Big monuments and historic buildings are easy to spot and often stand out. It’s the ones that are often a bit obscured that very few people actually know about or get to visit. One such site is the Roodewal historic site next to the N10 near Cookhouse in the Eastern Cape. This site doesn’t just have one, but three separate heritage-related items all linked to the same place. Roodewal Farm. I knew about one of them because there is a sign next to the road pointing it out, not that many people stop to visit it. It was only after taking lots of photos and doing a little research that I realised how significant this site is in relation to nearby Cookhouse and the district in general.
The first site, and the one pointed out by the road sign, is a small stone pyramid relating to the Pringle party’s rest camp. It was at this site that a Scottish party of British Settlers stopped in 1820 en route to their new settlement in the Baviaans River Valley.
Thomas Pringle (5 January 1789 – 5 December 1834) was a Scottish writer, poet and abolitionist. Known as the father of South African poetry, he was the first successful English language poet and author to describe South Africa’s scenery, native peoples, and living conditions. Whilst facing hard times back in Scotland and unable to earn a living, Pringle secured free passage and a British Government resettlement offer of land in South Africa in 1820. The land granted to the Scottish party in the Baviaans River Valley was miles away from the bulk of the 5,000 English Settlers who were granted land in the area of Grahamstown. Being lame (he was injured in an accident in infancy), he himself took to literary work in Cape Town rather than farming, opened a school, and conducted two newspapers. However, both papers became suppressed for their free criticisms of the Colonial Government, and his school closed. Without a livelihood, and with debts, Thomas returned to Britain and settled in London.
The plaque on the monument reads:
THE SCOTTISH PARTY OF 1820 SETTLERS LED BY
THOMAS PRINGLE CHANGED WAGONS, DRIVERS
AND OXEN AT ROODEWAL MILITARY CAMP
IN THIS VICINITY AND AFTER A REST OF TWO DAYS
CROSSED THE GREAT FISH RIVER NEAR HERE
AND PROCEEDED ON THEIR JOURNEY
TO THEIR SETTLEMENT IN THE
BAVIAANS RIVER VALLEY.
Right next to the stone monument stands an old railway sleeper with another plaque on it. This monument refers to The Slachtersnek Rebellion and The Roodewal Fort. Fort Roodewal was one of a number of outposts set up by Lord Charles Somerset along the Fish River between 1814 and 1819.
The inscription on the plaque tells the story of the Fort’s link to the Slagtersnek Rebellion.
This is the terrain of Fort Roodewal from where

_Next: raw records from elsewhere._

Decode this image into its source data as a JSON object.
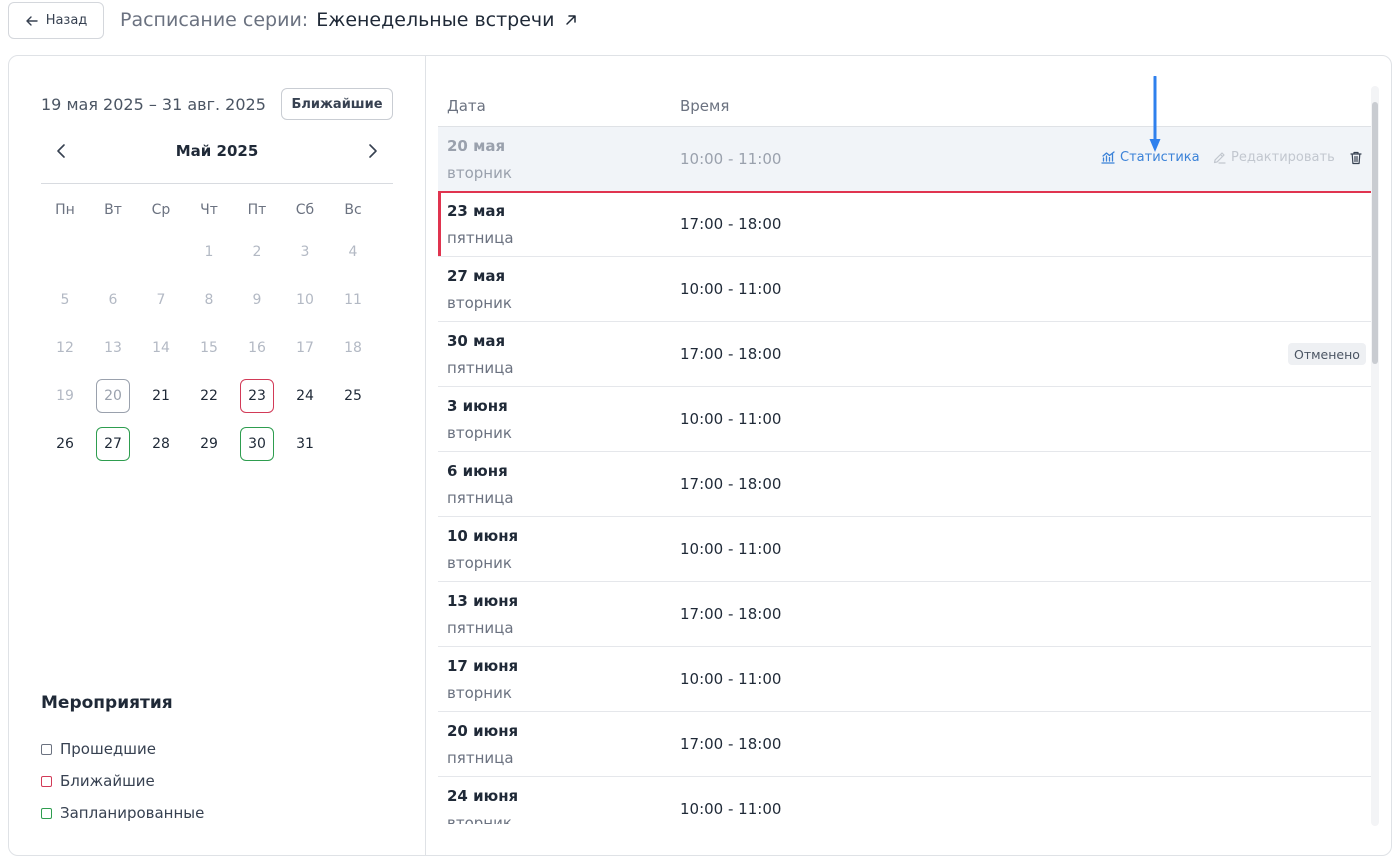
{
  "header": {
    "back_label": "Назад",
    "title_prefix": "Расписание серии:",
    "title_name": "Еженедельные встречи"
  },
  "calendar": {
    "range": "19 мая 2025 – 31 авг. 2025",
    "nearest_label": "Ближайшие",
    "month": "Май 2025",
    "weekdays": [
      "Пн",
      "Вт",
      "Ср",
      "Чт",
      "Пт",
      "Сб",
      "Вс"
    ],
    "days": [
      "1",
      "2",
      "3",
      "4",
      "5",
      "6",
      "7",
      "8",
      "9",
      "10",
      "11",
      "12",
      "13",
      "14",
      "15",
      "16",
      "17",
      "18",
      "19",
      "20",
      "21",
      "22",
      "23",
      "24",
      "25",
      "26",
      "27",
      "28",
      "29",
      "30",
      "31"
    ]
  },
  "legend": {
    "title": "Мероприятия",
    "items": [
      {
        "label": "Прошедшие",
        "status": "past"
      },
      {
        "label": "Ближайшие",
        "status": "upcoming"
      },
      {
        "label": "Запланированные",
        "status": "scheduled"
      }
    ]
  },
  "table": {
    "col_date": "Дата",
    "col_time": "Время",
    "rows": [
      {
        "date": "20 мая",
        "weekday": "вторник",
        "time": "10:00 - 11:00"
      },
      {
        "date": "23 мая",
        "weekday": "пятница",
        "time": "17:00 - 18:00"
      },
      {
        "date": "27 мая",
        "weekday": "вторник",
        "time": "10:00 - 11:00"
      },
      {
        "date": "30 мая",
        "weekday": "пятница",
        "time": "17:00 - 18:00",
        "badge": "Отменено"
      },
      {
        "date": "3 июня",
        "weekday": "вторник",
        "time": "10:00 - 11:00"
      },
      {
        "date": "6 июня",
        "weekday": "пятница",
        "time": "17:00 - 18:00"
      },
      {
        "date": "10 июня",
        "weekday": "вторник",
        "time": "10:00 - 11:00"
      },
      {
        "date": "13 июня",
        "weekday": "пятница",
        "time": "17:00 - 18:00"
      },
      {
        "date": "17 июня",
        "weekday": "вторник",
        "time": "10:00 - 11:00"
      },
      {
        "date": "20 июня",
        "weekday": "пятница",
        "time": "17:00 - 18:00"
      },
      {
        "date": "24 июня",
        "weekday": "вторник",
        "time": "10:00 - 11:00"
      }
    ],
    "actions": {
      "stats_label": "Статистика",
      "edit_label": "Редактировать"
    }
  },
  "colors": {
    "accent_blue": "#3b82d8",
    "upcoming_red": "#e0344f",
    "scheduled_green": "#2e9d4f"
  },
  "icons": [
    "arrow-left-icon",
    "external-link-icon",
    "chevron-left-icon",
    "chevron-right-icon",
    "chart-icon",
    "pencil-icon",
    "trash-icon"
  ]
}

the grandson of a French Huguenot, Lt. Frans
Rousseau, who was in command of the post, left
on the morning of the 9th of October 1815 with 8
“pandoere” (Cape Coloured soldiers) to arrest
Little did the young Lieutenant know that the
order he gave the next day to shoot Freek
Bezuidenhout after he resisted arrest, would be
the begining of one of the most unfortunate
incidents in the history of South Africa;
The Slachtersnek Rebellion
The third heritage site is the grave of the Van Aardts: 1825 and 1856. The Van Aardts have been farming at Roodewal for many generations.
Frans Johannes van Aardt farmed on the farm Roodewal located south of Bosberg on the West Bank of the Great Fish River. His first wife, Susanna Tregardt Wilhelmina was the sister of the Great Trek leader Louis Tregardt. She operated the cook house for British soldiers at the Roodewal Post which led to the name Kookhuisdrif, Kookhuis and later Cookhouse. After her relatively early death, date unknown, Frans Johannes remarried Maria Johanna Mentz, widow of Charles Allen. According to her death notice, “She died accidentally on the road to Balfour, Stockenstrom district” on 01/30/1869.
The farm is still family-owned after more than 200 years. It is currently owned by Willem Petrus van Aardt, a descendant of Frans Johannes and Susanna Wilhelmina van Aardt, a well-known Merino farmer of the Eastern Cape. Willem was searching for and identifying the graves of his ancestors. With the help of an old farmworker the grave of Frans Johannes Van Aardt, was found near the Fish River. He was born on the 12th September 1777 and died 6 June 1856. His two wives are buried with him. The first wife was Susanna Wilhelmina Tregardt (married 21st October 1798) and Maria Johanna Mentz MENTZ married 11 Mar 1826.
The original gravestone is still on the site and although it’s cracked, the words can still be clearly read.
Waar gij nu ben waar ik voordesen
Waar ik nu ben zult gij haas weesen
Door Gods krag en Gods mag
Wort alles weer tot stuf gebrag
This roughly translates to:
Where you are now where I anticipate, Where I am now you have been, By God’s power and God’s might, everything is turned to dust again.
This whole site may seem very insignificant to those passing by on the road, but to those with a keen interest in the history of the area, both Dutch and British, this spot really is worth stopping and reading up on a little more. I’m hoping this post would pique at least a little interest for some.